Jazz South intern Sophie Wales tells us about her experience of the Fergus McCreadie Trio on Saturday 8 February.
As a University of Southampton student, I am incredibly lucky to have such a nationally renowned music venue right on my doorstep. Turner Sims hosts a variety of distinguished musicians with over 70 concerts programmed a year. On Saturday, the Fergus McCreadie Trio was one of these.
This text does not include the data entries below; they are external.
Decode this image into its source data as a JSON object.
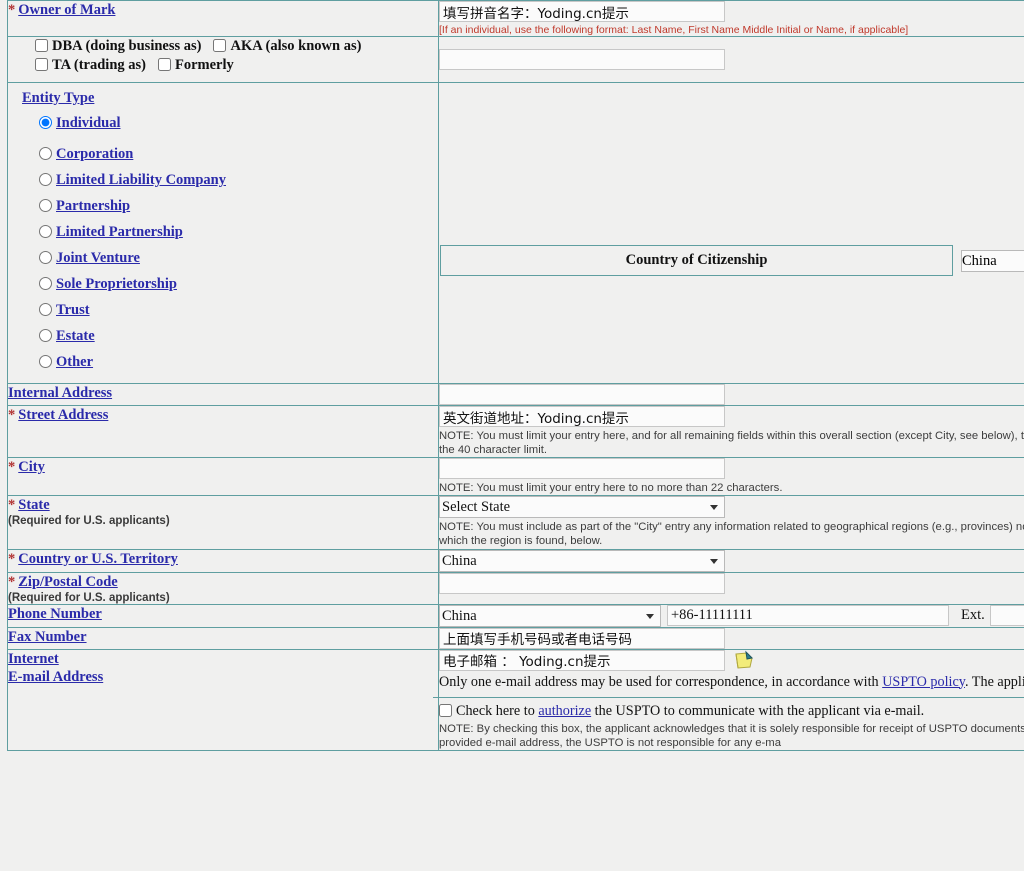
{
  "owner": {
    "label": "Owner of Mark",
    "required_marker": "*",
    "name_value": "填写拼音名字：Yoding.cn提示",
    "name_hint": "[If an individual, use the following format: Last Name, First Name Middle Initial or Name, if applicable]",
    "alt_name_value": ""
  },
  "aliases": {
    "dba": "DBA (doing business as)",
    "aka": "AKA (also known as)",
    "ta": "TA (trading as)",
    "formerly": "Formerly",
    "dba_checked": false,
    "aka_checked": false,
    "ta_checked": false,
    "formerly_checked": false
  },
  "entity": {
    "heading": "Entity Type",
    "selected": "Individual",
    "options": [
      "Individual",
      "Corporation",
      "Limited Liability Company",
      "Partnership",
      "Limited Partnership",
      "Joint Venture",
      "Sole Proprietorship",
      "Trust",
      "Estate",
      "Other"
    ],
    "citizenship_header": "Country of Citizenship",
    "citizenship_value": "China"
  },
  "address": {
    "internal_label": "Internal Address",
    "internal_value": "",
    "street_label": "Street Address",
    "street_value": "英文街道地址：Yoding.cn提示",
    "street_note": "NOTE: You must limit your entry here, and for all remaining fields within this overall section (except City, see below), to no more than 40 characters; otherwise, the entry may result in an undeliverable address, due to truncation at the 40 character limit.",
    "city_label": "City",
    "city_value": "",
    "city_note": "NOTE: You must limit your entry here to no more than 22 characters.",
    "state_label": "State",
    "state_sublabel": "(Required for U.S. applicants)",
    "state_value": "Select State",
    "state_note": "NOTE: You must include as part of the \"City\" entry any information related to geographical regions (e.g., provinces) not found in the drop-down list below; in most instances, you will then also have to select the country within which the region is found, below.",
    "country_label": "Country or U.S. Territory",
    "country_value": "China",
    "zip_label": "Zip/Postal Code",
    "zip_sublabel": "(Required for U.S. applicants)",
    "zip_value": ""
  },
  "contact": {
    "phone_label": "Phone Number",
    "phone_country_value": "China",
    "phone_value": "+86-11111111",
    "ext_label": "Ext.",
    "ext_value": "",
    "fax_label": "Fax Number",
    "fax_value": "上面填写手机号码或者电话号码"
  },
  "email": {
    "label_line1": "Internet",
    "label_line2": "E-mail Address",
    "value": "电子邮箱 ： Yoding.cn提示",
    "icon": "sticky-note-icon",
    "policy_prefix": "Only one e-mail address may be used for correspondence, in accordance with ",
    "policy_link": "USPTO policy",
    "policy_suffix": ". The applic",
    "authorize_prefix": "Check here to ",
    "authorize_link": "authorize",
    "authorize_suffix": " the USPTO to communicate with the applicant via e-mail.",
    "authorize_checked": false,
    "authorize_note": "NOTE: By checking this box, the applicant acknowledges that it is solely responsible for receipt of USPTO documents sent via e-mail, including when the USPTO has e-mailed an Office action. If an action has been sent to the provided e-mail address, the USPTO is not responsible for any e-ma"
  },
  "colors": {
    "border": "#5f9ea0",
    "background": "#f0f0ef",
    "link": "#2a2aaa",
    "required": "#b03030",
    "hint": "#c0392b"
  }
}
The Scottish group, made up of Fergus McCreadie on piano, David Bowden on bass and Stephen Henderson on drums, has been critically acclaimed for its vibrant and new approach to jazz. The Scotsman summarised the Trio as ‘Erik Satie running on Islay Malt rather than Absinthe’; Jazzwise deemed them ‘Simply outstanding’; Tommy Smith describing ‘A virtuosic technique… high in emotional depth’; The Herald noting ‘Prodigious, cascading technique while communicating warmth of personality’. After seeing the Fergus McCreadie Trio live, I can wholeheartedly say that all of these comments hold true. It is therefore no surprise that the group have been awarded for their successes: their debut album Turas receiving ‘Album of the Year’ at the Parliamentary and Scottish Jazz Awards in 2019.
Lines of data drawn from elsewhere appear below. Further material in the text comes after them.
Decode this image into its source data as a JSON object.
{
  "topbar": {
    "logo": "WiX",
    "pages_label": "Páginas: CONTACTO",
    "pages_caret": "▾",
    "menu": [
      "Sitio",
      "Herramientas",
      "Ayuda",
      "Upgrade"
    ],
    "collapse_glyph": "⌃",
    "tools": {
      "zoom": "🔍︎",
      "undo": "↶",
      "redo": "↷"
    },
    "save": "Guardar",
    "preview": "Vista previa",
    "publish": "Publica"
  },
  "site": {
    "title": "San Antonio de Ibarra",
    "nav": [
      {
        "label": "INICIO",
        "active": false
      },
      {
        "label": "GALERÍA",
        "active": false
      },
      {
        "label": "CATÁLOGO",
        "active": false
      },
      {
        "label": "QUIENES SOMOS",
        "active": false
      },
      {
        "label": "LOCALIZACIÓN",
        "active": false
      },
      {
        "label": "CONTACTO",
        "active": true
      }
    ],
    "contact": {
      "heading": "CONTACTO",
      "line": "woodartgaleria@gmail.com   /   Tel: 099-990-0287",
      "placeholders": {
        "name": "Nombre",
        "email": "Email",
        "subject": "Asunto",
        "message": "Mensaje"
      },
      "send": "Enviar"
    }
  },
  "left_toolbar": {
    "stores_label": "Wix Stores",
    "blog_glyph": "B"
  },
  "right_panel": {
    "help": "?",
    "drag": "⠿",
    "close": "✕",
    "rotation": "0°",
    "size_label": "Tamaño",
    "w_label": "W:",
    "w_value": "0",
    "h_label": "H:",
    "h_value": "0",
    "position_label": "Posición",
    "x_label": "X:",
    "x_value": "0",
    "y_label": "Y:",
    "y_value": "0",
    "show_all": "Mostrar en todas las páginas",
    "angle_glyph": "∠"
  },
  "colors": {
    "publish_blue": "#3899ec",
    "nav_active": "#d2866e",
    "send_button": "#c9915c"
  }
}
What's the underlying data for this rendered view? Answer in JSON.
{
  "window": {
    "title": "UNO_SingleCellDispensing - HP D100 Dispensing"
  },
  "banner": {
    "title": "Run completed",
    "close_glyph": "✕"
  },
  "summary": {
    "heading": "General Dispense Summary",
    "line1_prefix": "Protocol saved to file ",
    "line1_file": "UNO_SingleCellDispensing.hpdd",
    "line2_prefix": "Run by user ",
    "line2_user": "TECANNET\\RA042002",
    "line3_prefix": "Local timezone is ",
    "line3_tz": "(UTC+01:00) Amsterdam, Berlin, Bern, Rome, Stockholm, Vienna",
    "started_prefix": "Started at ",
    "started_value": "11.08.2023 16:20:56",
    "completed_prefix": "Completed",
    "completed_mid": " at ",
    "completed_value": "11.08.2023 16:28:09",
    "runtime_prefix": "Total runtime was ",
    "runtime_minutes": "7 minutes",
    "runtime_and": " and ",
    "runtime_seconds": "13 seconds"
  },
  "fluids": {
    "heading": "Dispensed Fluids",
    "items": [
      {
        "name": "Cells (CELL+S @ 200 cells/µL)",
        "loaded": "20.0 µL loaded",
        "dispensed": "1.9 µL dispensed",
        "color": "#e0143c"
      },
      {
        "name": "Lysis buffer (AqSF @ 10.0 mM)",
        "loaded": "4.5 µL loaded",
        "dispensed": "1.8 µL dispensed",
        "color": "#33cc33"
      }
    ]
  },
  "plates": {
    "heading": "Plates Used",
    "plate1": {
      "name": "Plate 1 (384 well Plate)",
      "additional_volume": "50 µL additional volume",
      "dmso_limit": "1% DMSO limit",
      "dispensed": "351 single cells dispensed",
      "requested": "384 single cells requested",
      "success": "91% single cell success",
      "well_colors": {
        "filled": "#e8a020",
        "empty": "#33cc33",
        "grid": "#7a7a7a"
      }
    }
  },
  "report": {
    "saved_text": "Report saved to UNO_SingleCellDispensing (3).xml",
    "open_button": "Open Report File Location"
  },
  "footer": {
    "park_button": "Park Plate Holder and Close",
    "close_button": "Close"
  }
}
What was most outstanding about the music was both the technical ability of the players and the unique blend of jazz. Inspired by Scottish folk music, which features throughout McCreadie’s work, the Trio’s sound was completely distinguished from other music of its genre. As a pianist myself, I was absolutely in awe of Mcreadie’s talent, and that of all the musicians. Henderson is a phenomenal drummer, acknowledged by Jazzwise as ‘One to Watch’ in 2018. Bassist Bowden’s performance was second to none, and having achieved ‘Young Scottish Jazz Musician of the Year’ in 2017, I expected nothing less. The whole concert was totally inspiring: with all the players in their early 20s, they performed at a standard which many musicians would strive to achieve in their lifetime. You could also tell that they are a well-practiced band: their ability to improvise at such a high standard can only be attributed to years of experience and an exceptional connection with one another. The acoustics in Turner Sims accentuated the beautiful melodies and themes throughout the music; during moments of crescendo the sound resonated throughout the whole room, whilst instances of quiet and calm were perfectly harnessed.
The Trio played a mixture of pieces, some from their 2018 debut album Turas, which means ‘journey’ in Scottish Gaelic. The whole performance itself felt like a reflection of this. The audience was taken on a journey through the Scottish landscapes, climbing mountains in the piece Cairn, visiting a homely cottage in The Curlearn Mill, venturing towards the sea in The Old Harbour, and discovering a whiskey distillery in Ardbeg. The improvised nature of the performance also suited this theme ‘journey’ well; the audience appeared on the edge of their seats, unable to predict where the music would take them next.
One of my favourite pieces during the performance (although they were all extraordinary in their own right) was The Old Harbour, which began with a soft solo piano. The music was mesmerising; everything else in the room was so silent you could have heard a pin drop. The piece featured some beautiful chord progressions which were simplistic in terms of their make-up, creating a sense of grounding and home. Elements of Scottish folk were mixed into this, conjuring up an image of the abandoned harbour in Anstruther, which McCreadie later named his composition after. Yet despite this simplistic chord progression, the pianist describes the piece to be quite complex; feeling like it’s in four but actually notated in six. The Curlearn Mill was also spectacular, featuring a Scottish jig theme which returned at various points during the piece. Ardbeg was equally captivating, centred around a repeated base note line which continued throughout. Following his tradition of writing and finding an appropriate name later, the composition was titled after the Trio performed the composition in the Ardbeg Distillery at the Islay Jazz Festival Gig.
We were also treated to some new works, the concert opening with Cairn, which McCreadie described as climbing a mountain. The piece follows the struggle of the ascent, and the final push before reaching an astonishing view at the summit. Out of the whole concert, the most breath-taking and simultaneously invigorating composition was An Old Friend. This featured a sweeping returning theme reminiscent of bagpipes, that kept swelling and growing throughout the piece, climaxing in several virtuosic sections. The whole audience seemed completely dumbfounded by both the piece itself and the musical ability of the Trio, clapping throughout, particularly during the fast-paced and exhilarating parts. This was contrasted by more humble, almost hesitant moments including an instant where the combination of the piano melody, underlying bass notes and drum cymbals almost sounded (and felt) like a gust of wind had swept across the room.
I left the concert feeling so inspired and elated; I just did not want it to end. So, as you can imagine, the encore was greatly appreciated. I would highly recommend catching the Fergus McCreadie Trio live if you get the opportunity, or listening to their album Turas.